Like language partners, italki allows you to apply filters to find which italki teacher is best for you. You can sort by country, language they speak, whether they’re a native or advanced, community tutor vs. professional teacher, hourly rate, and “skills” (good for beginners, advanced, children, etc.). You can scroll through the teachers listed and click their profile to obtain a bit more information about them and their teaching style.
Each italki tutor is required to make an introduction video which is displayed on their profile. In the video they also have to indicate what languages they are fluent/conversational in. I love this because it’s one thing to judge a person’s profile picture and another to see them on video. It makes it easier to gauge whether you believe you’ll mesh well. Also on the italki teacher’s profile is a bit more about them, their experience teaching, what to expect in their class and REVIEWS.
I enjoy when the teachers speak as little English as possible. But I prefer to use teachers that can speak at least some English in case I get confused or need to ask something/clarify in English. Determine whether it’s important to you that the teacher knows your native language.
Paying for Lessons
One drawback for me with italki is that you can’t simply pay for lessons with your debit card or through PayPal. You must buy italki “credits” to use on the website. There’s also a processing fee. The fee varies depending on how many credits you purchase. For $25 USD of credits I paid abount $1.35 USD for the processing fee. It’s annoying that you have to go through these extra steps, but it’s not enough to deter me. I’ve never felt that the site was unsafe or not secure. After you buy the credits you’re free to start scheduling lessons.
Each member is allowed to take 3 trial lessons. Trial lessons are shorter lessons with teachers at a discounted price. Most teachers I’ve seen offer them, but some do not. This can be great to make sure you like the format of the lessons or italki in general before spending full price on regular lessons. Just make sure you don’t book an actual lesson before using up your 3 trial lessons.
Taking a Lesson
Once you’ve scheduled a lesson you first have to wait for the teacher to accept the request. If they did, italki will show you the details of the lesson. Most lessons happen via Skype, but some happen through other channels. Italki has a classroom feature that is available for use as well. I’d recommend having a Skype account because that seems to be the default for most lessons or the backup if another way fails.

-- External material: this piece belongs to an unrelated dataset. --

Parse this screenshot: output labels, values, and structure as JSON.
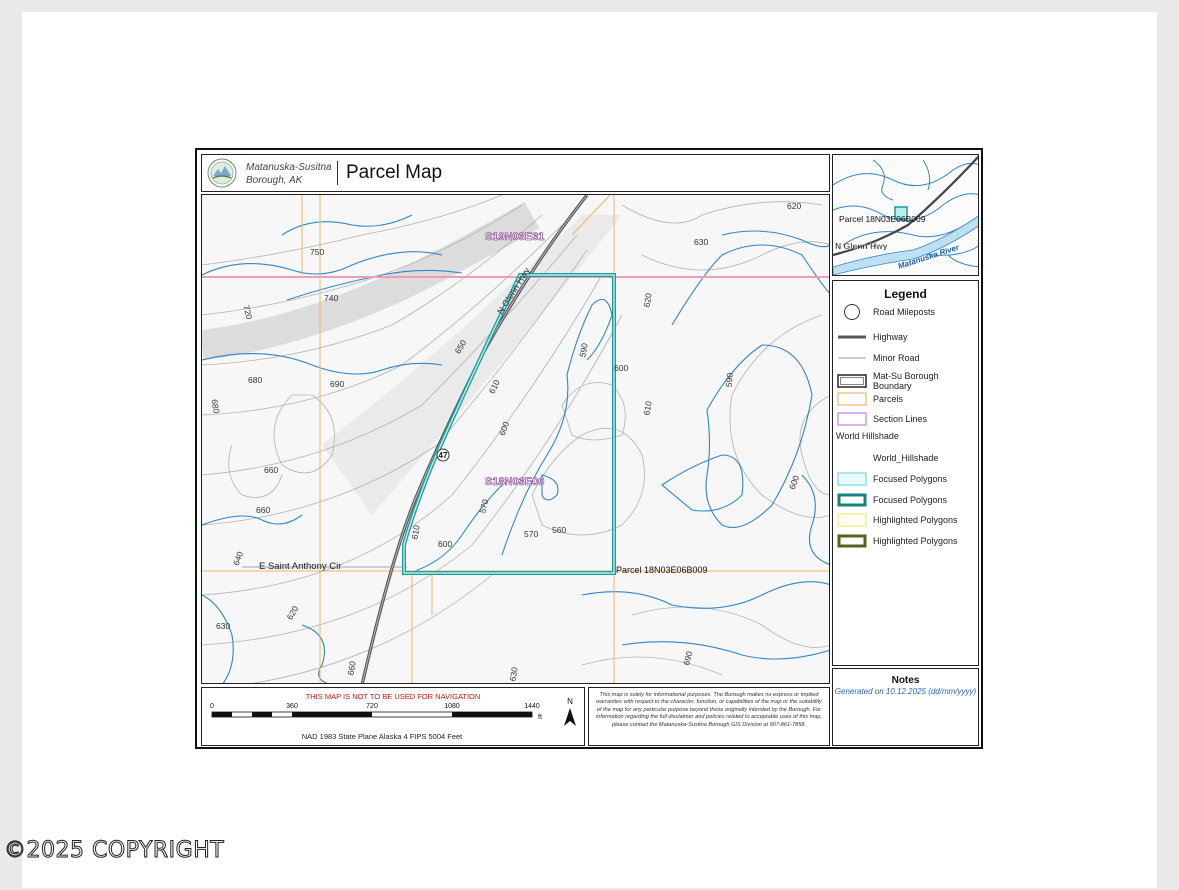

As for the lesson itself? That all depends on your teacher and you! One common them I’ve noticed is that teachers all agree speaking is the best way to learn a language. So be prepared and open to speak. My first two lessons on italki were with two Brazilian teachers and I spoke more Portuguese than I ever had. It was a tad daunting and hard, but worth it.
Area to Improve On
A drawback of italki is that there’s no voice note feature. The voice messaging feature is one of my favorite things about HelloTalk, a language exchange app. Without it, italki can only provide so much help before you and your partner want to go over onto another platform such as Skype or WhatsApp. Many language learners want practice speaking and hearing their target language, neither of which they can do with language partners through italki.
Other italki Features
Notebook: You can write entries and have other people comment on them and/or correct them, and vice-versa. I personally haven’t used this feature yet but I see many people do.
Articles: There are a ton of articles that either cover language related topics or gives tips on a particular language.
Tip: italki also has an app for mobile users. However, italki is one of the few programs that I prefer using the desktop version. I find the app to be clunky, slow, it doesn’t have certain features and overall not very efficient.
I hope you found this post helpful. This post is 100% my own opinion. All in all, I find italki to be one of the better language exchange resources out there. You can learn for free or spend a few dollars and get cheap but useful lessons. Have you tried italki? Or do you know of a similar site? Let me know in the comments below.
This post is not sponsored. Italki has no clue who I am! I just wanted to show how learning languages can be easy and cheap.